Campaign: Value of the Original
The MEISTERKREIS’ “Value of the Original” campaign uses counterfeit purchasing to inform the public about the economic, cultural and comprehensive social effects of undervaluing the creative achievement of companies.
The campaign itself uses an especially creative approach: Together with the thjnk advertising agency the MEISTERKREIS devised a new brand that offers exclusive counterfeits: PLAGIATE. The brand even has a functional Internet shop, www.plagiate-shop.de, which is advertised for using online banners. Potential buyers can rummage through apparent offers of counterfeit products. Once a purchase is decided upon, instead of buying the copy, the user receives a range of information on the topics of creativity and intellectual property. Attention-grabbing advertisements and posters further represent the disadvantages of counterfeit products: “Secures Jobs for Children”, “Certified Crime of Quality” and “Zeit zu Blenden”. This campaign has a gross media volume of more than 500,000 euros.
The objective is to initiate a broad social debate on the protection of intellectual property and the appreciation of creative achievement. The background to this is an increasingly inconsistent consumer behaviour – consumers who appreciate creative services yet tolerate or even willingly buy counterfeit products. In Germany, most consumers see product forgeries as a petty offense: 65 percent of consumers have bought counterfeit products at least once – almost a third of them even knowingly according to a study by Ernst & Young.

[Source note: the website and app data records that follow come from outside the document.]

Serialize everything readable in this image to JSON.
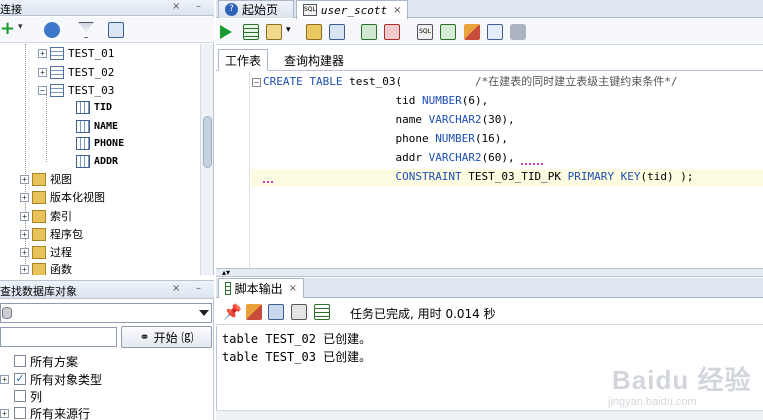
{
  "connections_panel": {
    "title": "连接",
    "tree": [
      {
        "label": "TEST_01",
        "kind": "table"
      },
      {
        "label": "TEST_02",
        "kind": "table"
      },
      {
        "label": "TEST_03",
        "kind": "table"
      },
      {
        "label": "TID",
        "kind": "column"
      },
      {
        "label": "NAME",
        "kind": "column"
      },
      {
        "label": "PHONE",
        "kind": "column"
      },
      {
        "label": "ADDR",
        "kind": "column"
      },
      {
        "label": "视图",
        "kind": "folder"
      },
      {
        "label": "版本化视图",
        "kind": "folder"
      },
      {
        "label": "索引",
        "kind": "folder"
      },
      {
        "label": "程序包",
        "kind": "folder"
      },
      {
        "label": "过程",
        "kind": "folder"
      },
      {
        "label": "函数",
        "kind": "folder"
      }
    ]
  },
  "find_panel": {
    "title": "查找数据库对象",
    "search_value": "",
    "start_label": "开始 ⒢",
    "options": [
      {
        "label": "所有方案",
        "checked": false
      },
      {
        "label": "所有对象类型",
        "checked": true
      },
      {
        "label": "列",
        "checked": false
      },
      {
        "label": "所有来源行",
        "checked": false
      }
    ]
  },
  "editor": {
    "tabs": [
      {
        "label": "起始页",
        "active": false
      },
      {
        "label": "user_scott",
        "active": true
      }
    ],
    "subtabs": [
      "工作表",
      "查询构建器"
    ],
    "code_lines": [
      {
        "parts": [
          [
            "kw",
            "CREATE TABLE"
          ],
          [
            "tx",
            " test_03("
          ],
          [
            "tx",
            "           "
          ],
          [
            "cm",
            "/*在建表的同时建立表级主键约束条件*/"
          ]
        ]
      },
      {
        "parts": [
          [
            "tx",
            "                    tid "
          ],
          [
            "kw",
            "NUMBER"
          ],
          [
            "tx",
            "(6),"
          ]
        ]
      },
      {
        "parts": [
          [
            "tx",
            "                    name "
          ],
          [
            "kw",
            "VARCHAR2"
          ],
          [
            "tx",
            "(30),"
          ]
        ]
      },
      {
        "parts": [
          [
            "tx",
            "                    phone "
          ],
          [
            "kw",
            "NUMBER"
          ],
          [
            "tx",
            "(16),"
          ]
        ]
      },
      {
        "parts": [
          [
            "tx",
            "                    addr "
          ],
          [
            "kw",
            "VARCHAR2"
          ],
          [
            "tx",
            "(60),"
          ]
        ]
      },
      {
        "parts": [
          [
            "tx",
            "                    "
          ],
          [
            "kw",
            "CONSTRAINT"
          ],
          [
            "tx",
            " TEST_03_TID_PK "
          ],
          [
            "kw",
            "PRIMARY KEY"
          ],
          [
            "tx",
            "(tid) );"
          ]
        ]
      }
    ]
  },
  "script_output": {
    "tab_label": "脚本输出",
    "status": "任务已完成, 用时 0.014 秒",
    "lines": [
      "table TEST_02 已创建。",
      "table TEST_03 已创建。"
    ]
  },
  "watermark": {
    "text": "Baidu 经验",
    "sub": "jingyan.baidu.com"
  },
  "colors": {
    "keyword": "#1d4fb3",
    "panel_header": "#dbe4ef",
    "current_line": "#fdfbe0"
  }
}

This behaviour most especially affects the companies belonging to the so-called IP-intensive industries – as for example the top creative companies which are members of the MEISTERKREIS. They belong to many different branches, such as the automotive, fashion, watch and jewellery industries; yacht builders, furniture designers, kitchen manufacturers and wine-growers as well. They all have one thing in common, however: creative achievement and innovative strength is an elementary component of their business success. During a press conference for the “Value of the Original” campaign start, Brigitte Zypries – Parliamentary State Secretary at the Federal Ministry for Economic Affairs and Energy – emphasised: “The protection of creative work is of exceptional importance – especially for the German economy with its low amount of natural resources.”